> **Exercise requirements**
Every line containing "value" should be identified and copied from the data below.

> **Items from an interface collection**

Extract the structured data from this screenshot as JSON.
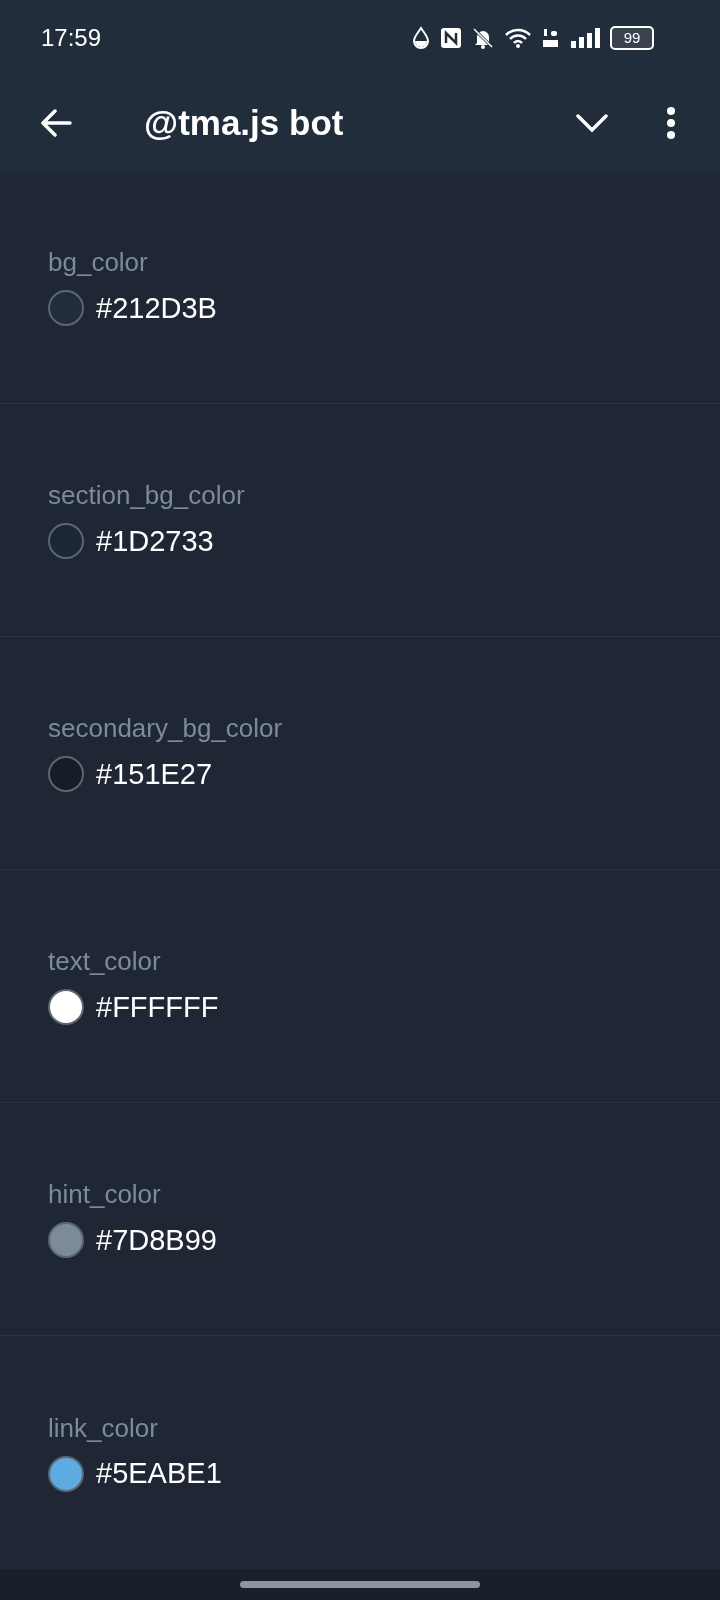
{
  "status_bar": {
    "time": "17:59",
    "battery": "99"
  },
  "header": {
    "title": "@tma.js bot"
  },
  "colors": [
    {
      "name": "bg_color",
      "value": "#212D3B",
      "color": "#212d3b"
    },
    {
      "name": "section_bg_color",
      "value": "#1D2733",
      "color": "#1d2733"
    },
    {
      "name": "secondary_bg_color",
      "value": "#151E27",
      "color": "#151e27"
    },
    {
      "name": "text_color",
      "value": "#FFFFFF",
      "color": "#ffffff"
    },
    {
      "name": "hint_color",
      "value": "#7D8B99",
      "color": "#7d8b99"
    },
    {
      "name": "link_color",
      "value": "#5EABE1",
      "color": "#5eabe1"
    }
  ]
}
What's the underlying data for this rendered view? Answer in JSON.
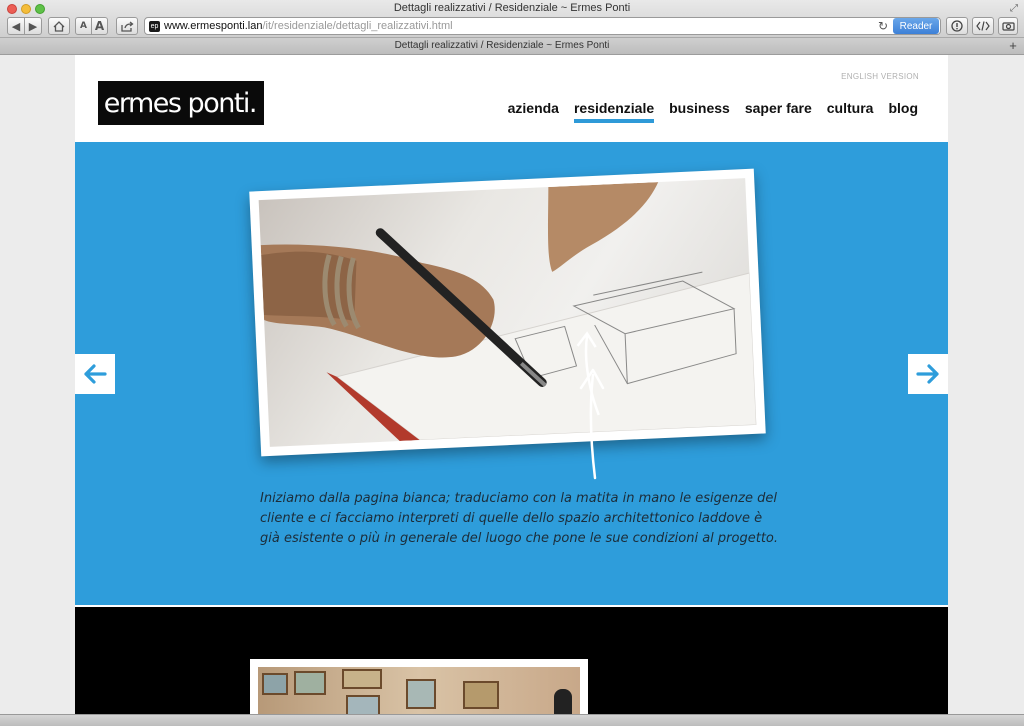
{
  "browser": {
    "window_title": "Dettagli realizzativi / Residenziale ~ Ermes Ponti",
    "tab_title": "Dettagli realizzativi / Residenziale ~ Ermes Ponti",
    "url_host": "www.ermesponti.lan",
    "url_path": "/it/residenziale/dettagli_realizzativi.html",
    "reader_label": "Reader",
    "font_small_label": "A",
    "font_big_label": "A"
  },
  "site": {
    "logo_text": "ermes ponti.",
    "language_link": "ENGLISH VERSION",
    "nav": [
      {
        "label": "azienda"
      },
      {
        "label": "residenziale"
      },
      {
        "label": "business"
      },
      {
        "label": "saper fare"
      },
      {
        "label": "cultura"
      },
      {
        "label": "blog"
      }
    ],
    "active_nav": "residenziale",
    "accent_color": "#2e9ddb"
  },
  "hero": {
    "caption": "Iniziamo dalla pagina bianca; traduciamo con la matita in mano le esigenze del cliente e ci facciamo interpreti di quelle dello spazio architettonico laddove è già esistente o più in generale del luogo che pone le sue condizioni al progetto.",
    "prev_icon": "arrow-left-icon",
    "next_icon": "arrow-right-icon"
  }
}
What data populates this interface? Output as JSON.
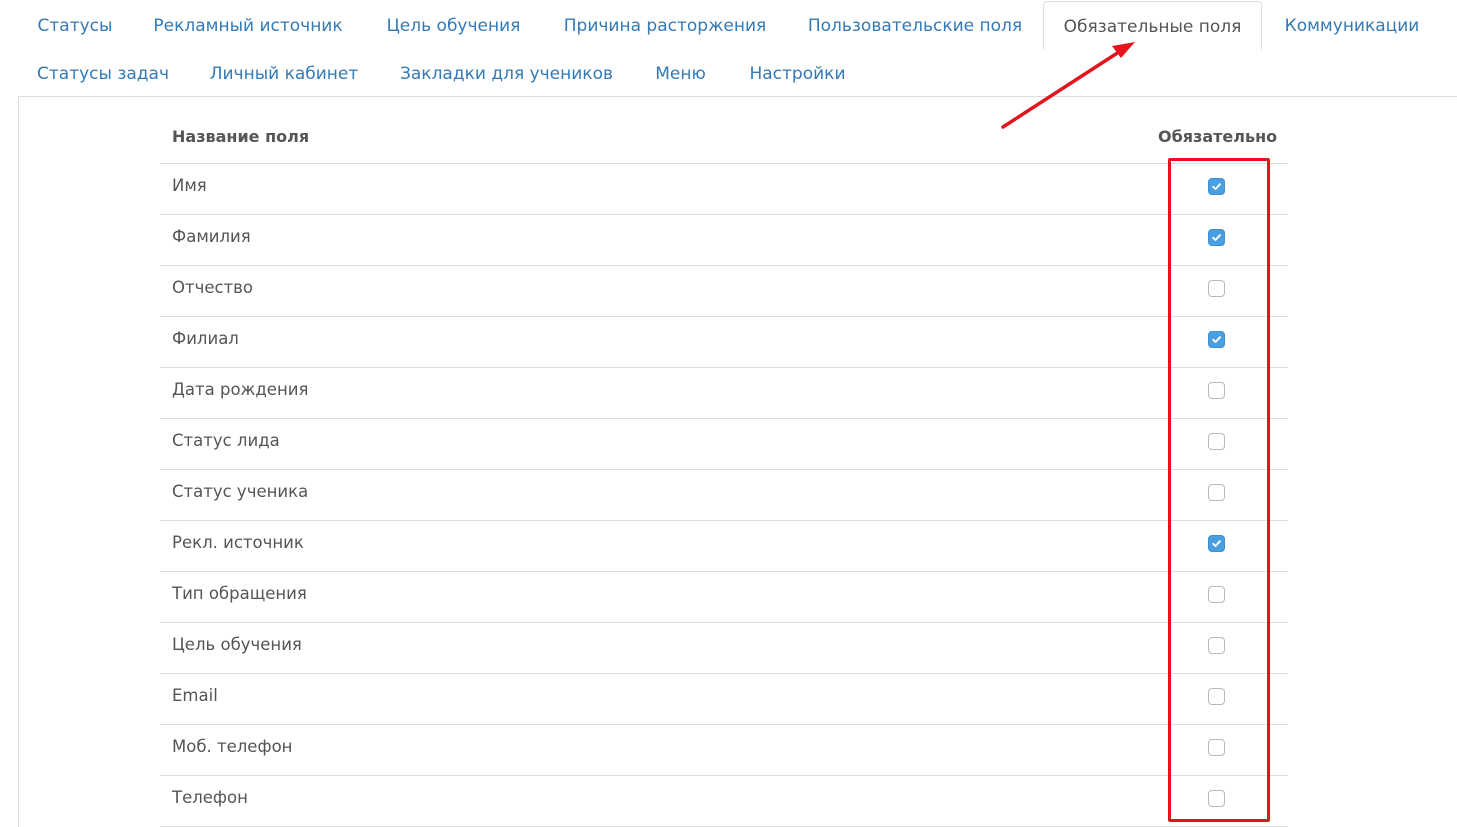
{
  "tabs_row1": [
    {
      "label": "Статусы",
      "active": false
    },
    {
      "label": "Рекламный источник",
      "active": false
    },
    {
      "label": "Цель обучения",
      "active": false
    },
    {
      "label": "Причина расторжения",
      "active": false
    },
    {
      "label": "Пользовательские поля",
      "active": false
    },
    {
      "label": "Обязательные поля",
      "active": true
    },
    {
      "label": "Коммуникации",
      "active": false
    }
  ],
  "tabs_row2": [
    {
      "label": "Статусы задач",
      "active": false
    },
    {
      "label": "Личный кабинет",
      "active": false
    },
    {
      "label": "Закладки для учеников",
      "active": false
    },
    {
      "label": "Меню",
      "active": false
    },
    {
      "label": "Настройки",
      "active": false
    }
  ],
  "table": {
    "header_name": "Название поля",
    "header_required": "Обязательно",
    "rows": [
      {
        "label": "Имя",
        "required": true
      },
      {
        "label": "Фамилия",
        "required": true
      },
      {
        "label": "Отчество",
        "required": false
      },
      {
        "label": "Филиал",
        "required": true
      },
      {
        "label": "Дата рождения",
        "required": false
      },
      {
        "label": "Статус лида",
        "required": false
      },
      {
        "label": "Статус ученика",
        "required": false
      },
      {
        "label": "Рекл. источник",
        "required": true
      },
      {
        "label": "Тип обращения",
        "required": false
      },
      {
        "label": "Цель обучения",
        "required": false
      },
      {
        "label": "Email",
        "required": false
      },
      {
        "label": "Моб. телефон",
        "required": false
      },
      {
        "label": "Телефон",
        "required": false
      }
    ]
  },
  "colors": {
    "link": "#337ab7",
    "checkbox_checked": "#4a9fe0",
    "annotation": "#e3141c"
  }
}
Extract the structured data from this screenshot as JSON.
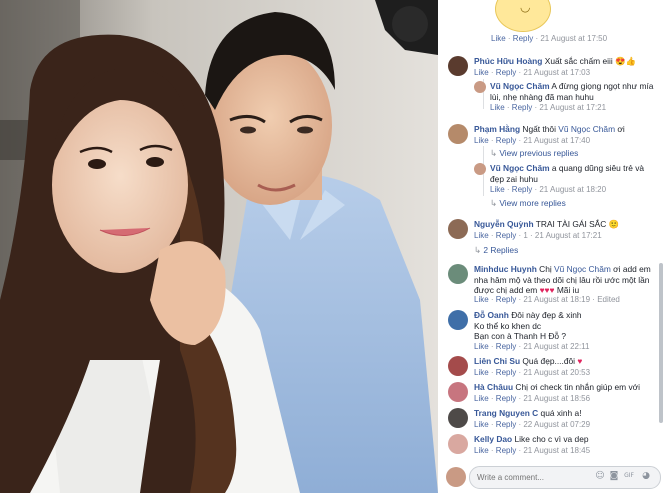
{
  "top_meta": {
    "like": "Like",
    "sep": " · ",
    "reply": "Reply",
    "time": " · 21 August at 17:50"
  },
  "comments": [
    {
      "name": "Phúc Hữu Hoàng",
      "text": " Xuất sắc chấm eiii",
      "emoji": "😍👍",
      "like": "Like",
      "reply": "Reply",
      "time": " · 21 August at 17:03"
    },
    {
      "name": "Vũ Ngọc Chăm",
      "text": " A đừng giọng ngọt như mía lùi, nhẹ nhàng đã man huhu",
      "like": "Like",
      "reply": "Reply",
      "time": " · 21 August at 17:21"
    },
    {
      "name": "Phạm Hằng",
      "text": " Ngất thôi ",
      "tag": "Vũ Ngọc Chăm",
      "tail": " ơi",
      "like": "Like",
      "reply": "Reply",
      "time": " · 21 August at 17:40"
    },
    {
      "name": "Vũ Ngọc Chăm",
      "text": " a quang dũng siêu trẻ và đẹp zai huhu",
      "like": "Like",
      "reply": "Reply",
      "time": " · 21 August at 18:20"
    },
    {
      "name": "Nguyễn Quỳnh",
      "text": " TRAI TÀI GÁI SẮC",
      "emoji": "🙂",
      "like": "Like",
      "reply": "Reply",
      "time": " · 1 · 21 August at 17:21"
    },
    {
      "name": "Minhduc Huynh",
      "text": " Chị ",
      "tag": "Vũ Ngọc Chăm",
      "tail": " ơi add em nha hâm mộ và theo dõi chị lâu rồi ước một lần được chị add em ",
      "hearts": "♥♥♥",
      "tail2": " Mãi iu",
      "like": "Like",
      "reply": "Reply",
      "time": " · 21 August at 18:19 · Edited"
    },
    {
      "name": "Đỗ Oanh",
      "text": " Đôi này đẹp & xinh",
      "line2": "Ko thể ko khen dc",
      "line3": "Bạn con à Thanh H Đỗ ?",
      "like": "Like",
      "reply": "Reply",
      "time": " · 21 August at 22:11"
    },
    {
      "name": "Liên Chi Su",
      "text": " Quá đẹp....đôi ",
      "hearts": "♥",
      "like": "Like",
      "reply": "Reply",
      "time": " · 21 August at 20:53"
    },
    {
      "name": "Hà Châuu",
      "text": " Chị ơi check tin nhắn giúp em với",
      "like": "Like",
      "reply": "Reply",
      "time": " · 21 August at 18:56"
    },
    {
      "name": "Trang Nguyen C",
      "text": " quá xinh a!",
      "like": "Like",
      "reply": "Reply",
      "time": " · 22 August at 07:29"
    },
    {
      "name": "Kelly Dao",
      "text": " Like cho c vì va dep",
      "like": "Like",
      "reply": "Reply",
      "time": " · 21 August at 18:45"
    }
  ],
  "view_previous": "View previous replies",
  "view_more": "View more replies",
  "two_replies": "2 Replies",
  "input": {
    "placeholder": "Write a comment..."
  },
  "input_icons": [
    "emoji-icon",
    "camera-icon",
    "gif-icon",
    "sticker-icon"
  ],
  "colors": {
    "link": "#385898",
    "meta": "#90949c",
    "text": "#1d2129"
  }
}
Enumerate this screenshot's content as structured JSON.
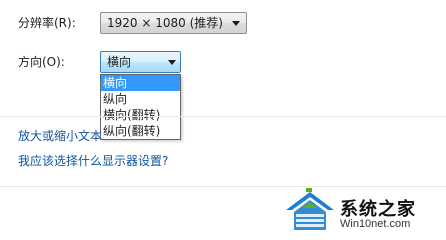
{
  "resolution": {
    "label": "分辨率(R):",
    "value": "1920 × 1080 (推荐)"
  },
  "orientation": {
    "label": "方向(O):",
    "value": "横向",
    "options": [
      "横向",
      "纵向",
      "横向(翻转)",
      "纵向(翻转)"
    ],
    "selected_index": 0
  },
  "links": {
    "text_size": "放大或缩小文本",
    "which_settings": "我应该选择什么显示器设置?"
  },
  "watermark": {
    "name": "系统之家",
    "url": "Win10net.com",
    "colors": {
      "blue": "#1e7fd0",
      "green": "#5cae2e"
    }
  },
  "colors": {
    "link": "#0f57a0",
    "selection": "#3399ff"
  }
}
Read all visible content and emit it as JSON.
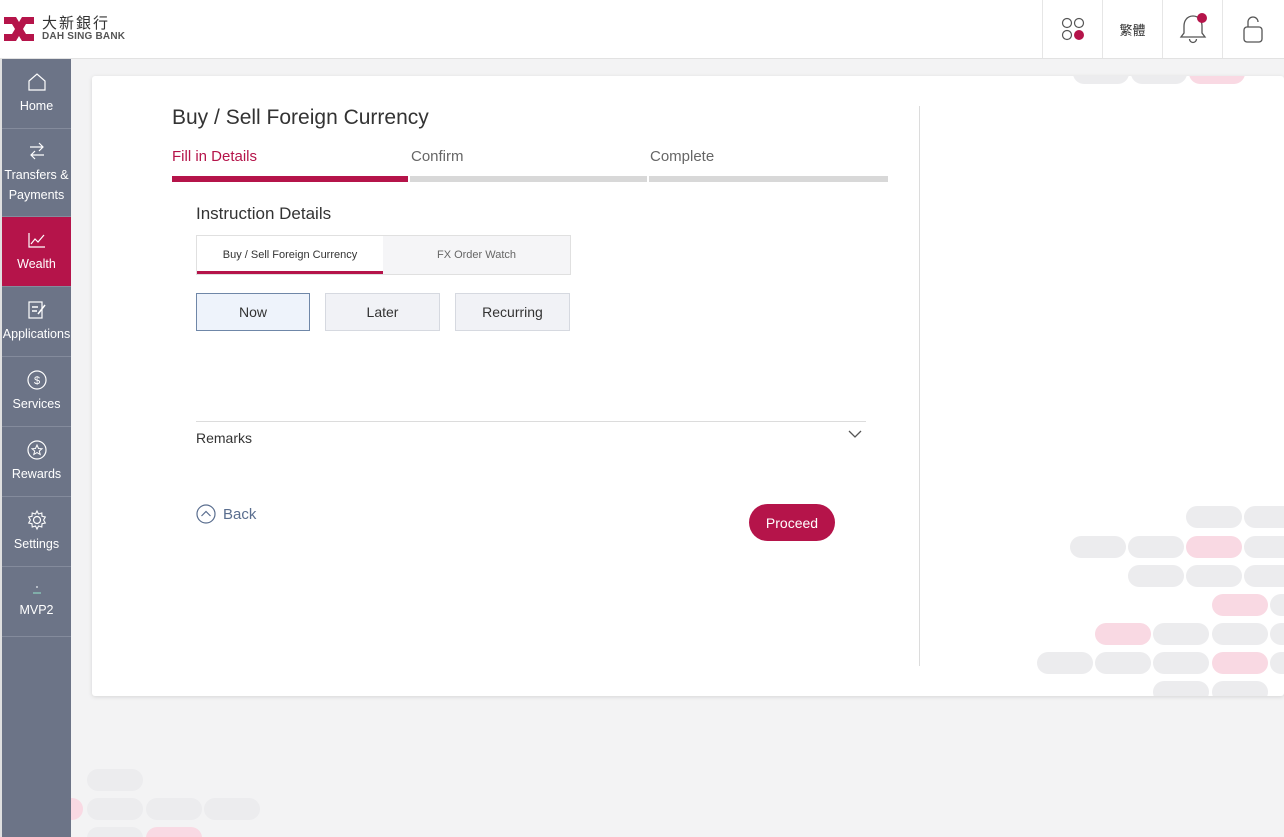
{
  "brand": {
    "name_cn": "大新銀行",
    "name_en": "DAH SING BANK",
    "color": "#b5144a"
  },
  "header": {
    "apps_icon": "apps-grid-icon",
    "language_label": "繁體",
    "notification_icon": "bell-icon",
    "lock_icon": "lock-icon"
  },
  "sidebar": {
    "items": [
      {
        "label": "Home",
        "icon": "home-icon"
      },
      {
        "label": "Transfers &\nPayments",
        "icon": "transfer-icon"
      },
      {
        "label": "Wealth",
        "icon": "chart-icon",
        "active": true
      },
      {
        "label": "Applications",
        "icon": "form-icon"
      },
      {
        "label": "Services",
        "icon": "dollar-icon"
      },
      {
        "label": "Rewards",
        "icon": "star-icon"
      },
      {
        "label": "Settings",
        "icon": "gear-icon"
      },
      {
        "label": "MVP2",
        "icon": "dash-icon"
      }
    ]
  },
  "main": {
    "title": "Buy / Sell Foreign Currency",
    "steps": [
      {
        "label": "Fill in Details",
        "active": true
      },
      {
        "label": "Confirm",
        "active": false
      },
      {
        "label": "Complete",
        "active": false
      }
    ],
    "section_title": "Instruction Details",
    "tabs": [
      {
        "label": "Buy / Sell Foreign Currency",
        "active": true
      },
      {
        "label": "FX Order Watch",
        "active": false
      }
    ],
    "timing_options": [
      {
        "label": "Now",
        "selected": true
      },
      {
        "label": "Later",
        "selected": false
      },
      {
        "label": "Recurring",
        "selected": false
      }
    ],
    "remarks_label": "Remarks",
    "back_label": "Back",
    "proceed_label": "Proceed"
  }
}
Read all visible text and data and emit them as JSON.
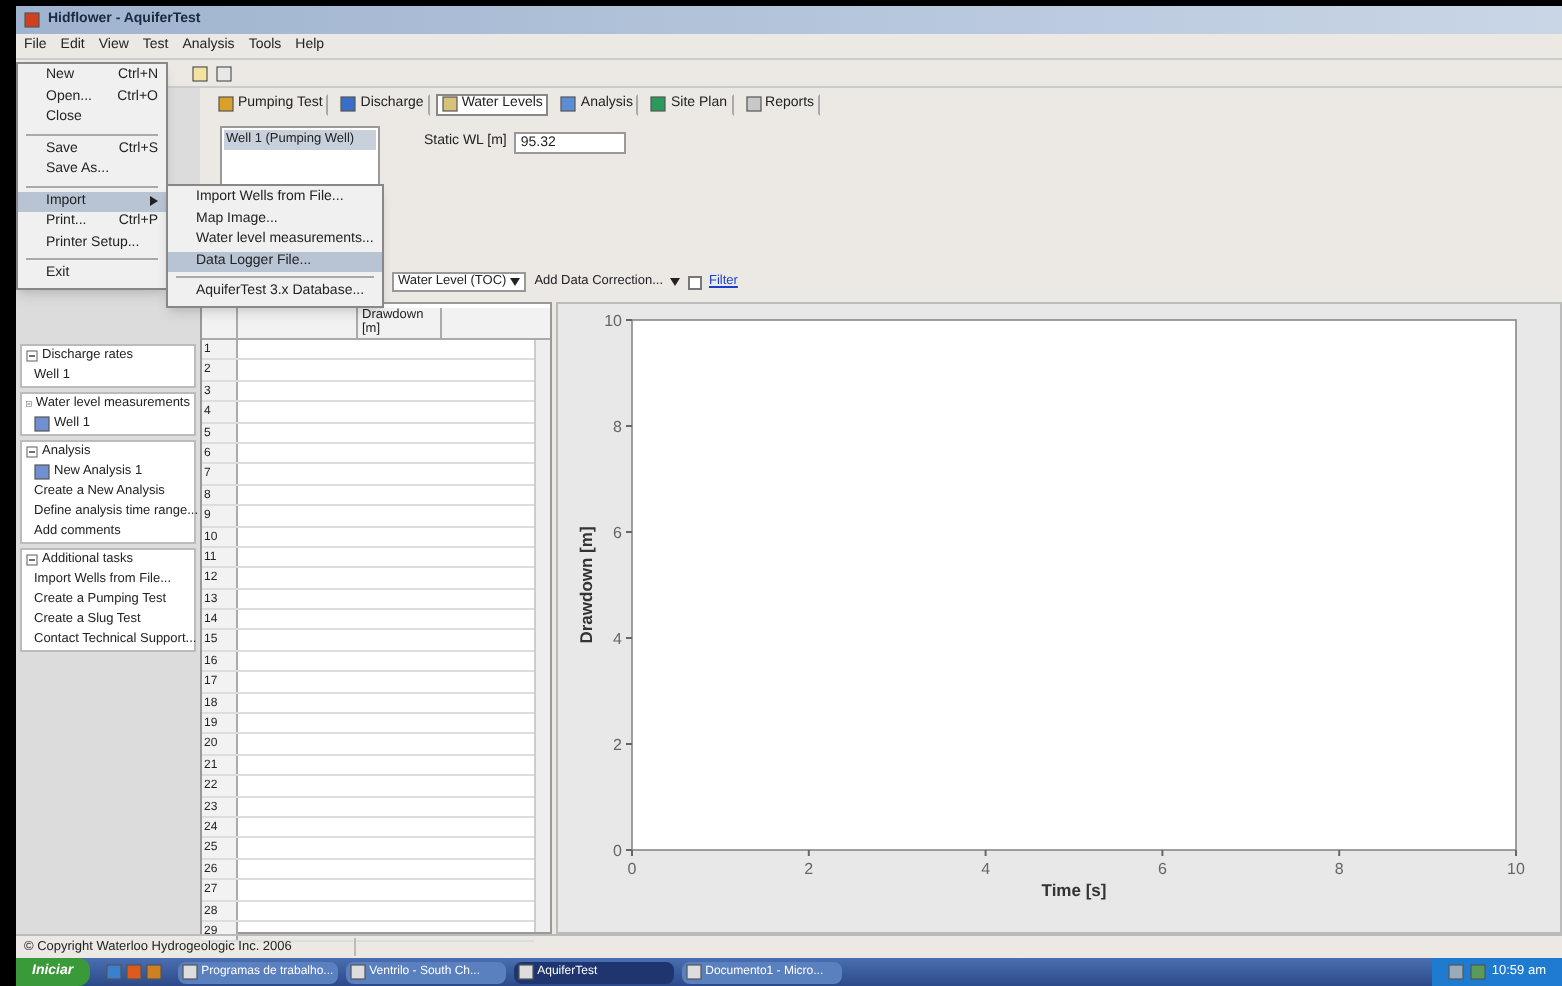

> **Answer to this task**
      "value": "#212D3B",
      "value": "#1D2733",
      "value": "#151E27",
      "value": "#FFFFFF",
      "value": "#7D8B99",
      "value": "#5EABE1",
    "value": "1920 × 1080 (推荐)"
    "value": "横向",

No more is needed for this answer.